- Store Encrypted Data in External Storage :
There is limited internal storage in an android app. So at times it is better to store sensitive data on external storage media such as removable SD card. As the data in such external storage media can be directly accessed by both users and other apps on the device, thus it is important to store such data in encrypted format. One of the most popular encryption algorithm used is AES, Advanced Encryption Standard with a key size of 256 bits.
- IPC with Intent’s Process:
Note: IPC means Inter Process Communication
Sockets, named Pipes are used by the programmers of android to communicate with other apps on android. Easier and secure approach to IPC is to use the intents. To send specific data to the component of an app, the developers must create a new instance of intent class and use its setComponent( ) method to specify both the package and the name of the app. Then they can add data using putExtra( ) method.
- Use HTTPs:
HTTPS (preferably HttpsURLConnection) is used to communicate between the android app and their servers. The network traffic will be secured as the server is configured with a certificate issued by trusted certificate such as Digicert or GlobalSign. The network traffic should be secured against eavesdropping and man-in-the-middle attacks.
- Use GCM instead of SMS:
SMS Protocol is neither encrypted nor safe against spoofing attacks. SMS can be read by any app in the user’s device with a Read_SMS permission. GCM is lot more secure than SMS to push messages to an app as the communications are encrypted. They are authenticated using refreshed registration tokens on client side and a unique API key on the server side.
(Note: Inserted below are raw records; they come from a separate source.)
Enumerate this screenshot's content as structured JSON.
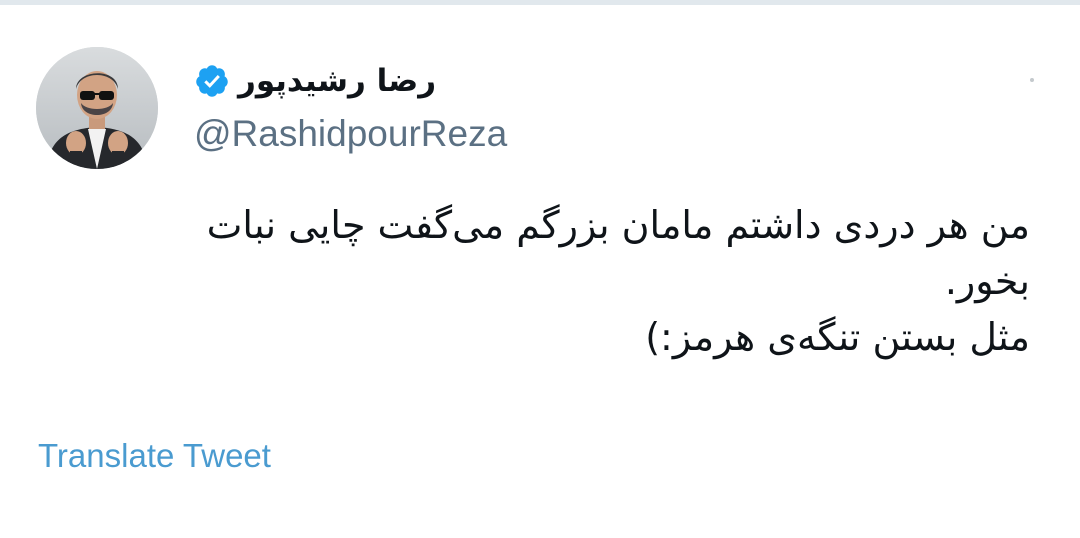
{
  "tweet": {
    "author": {
      "display_name": "رضا رشیدپور",
      "handle": "@RashidpourReza",
      "verified": true,
      "verified_icon": "verified-badge-icon",
      "avatar_icon": "avatar"
    },
    "text_lines": [
      "من هر دردی داشتم مامان بزرگم می‌گفت چایی نبات",
      "بخور.",
      "مثل بستن تنگه‌ی هرمز:)"
    ],
    "translate_label": "Translate Tweet"
  },
  "colors": {
    "background": "#ffffff",
    "text": "#0f1419",
    "secondary_text": "#5b7083",
    "link": "#4a9bd0",
    "verified": "#1da1f2"
  }
}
Note: GCM, Google Cloud Messaging
- Personal Data is Avoided:
A better approach to user identification and user profile information look up on android is through Google Identity Platform. This platform allows the user to quickly sign into the app using their Google account and thus, the app can easily access the user details like username, email address, contacts, profile photo etc. To handle the credentials by the user itself, they are recommended to store and transmit them in the form of secure hashes. The way to generate different types of hashes using Android SDK is by using MessageDigest class.
- User Input are Validated:
User inputs don not leads to buffer overruns in the android device. To avoid making the data vulnerable into SOL injection attacks, developer should allow the users to interact with SQLite database, thus developer must either sanitize user input or make use of parameterized queries.
- ProGuards are Used Before Publishing :
To secure source code, the developers should make use of a tool called ProGuard which is in android SDK before publishing the app. The default ProGuard configuration publishing in Android SDK’s proguard.android.txt file is sufficient for most apps. If the developer want to add custom rule to configuration, they can do so inside a file named proguard-rules.pro which is a part of Android Studio Project.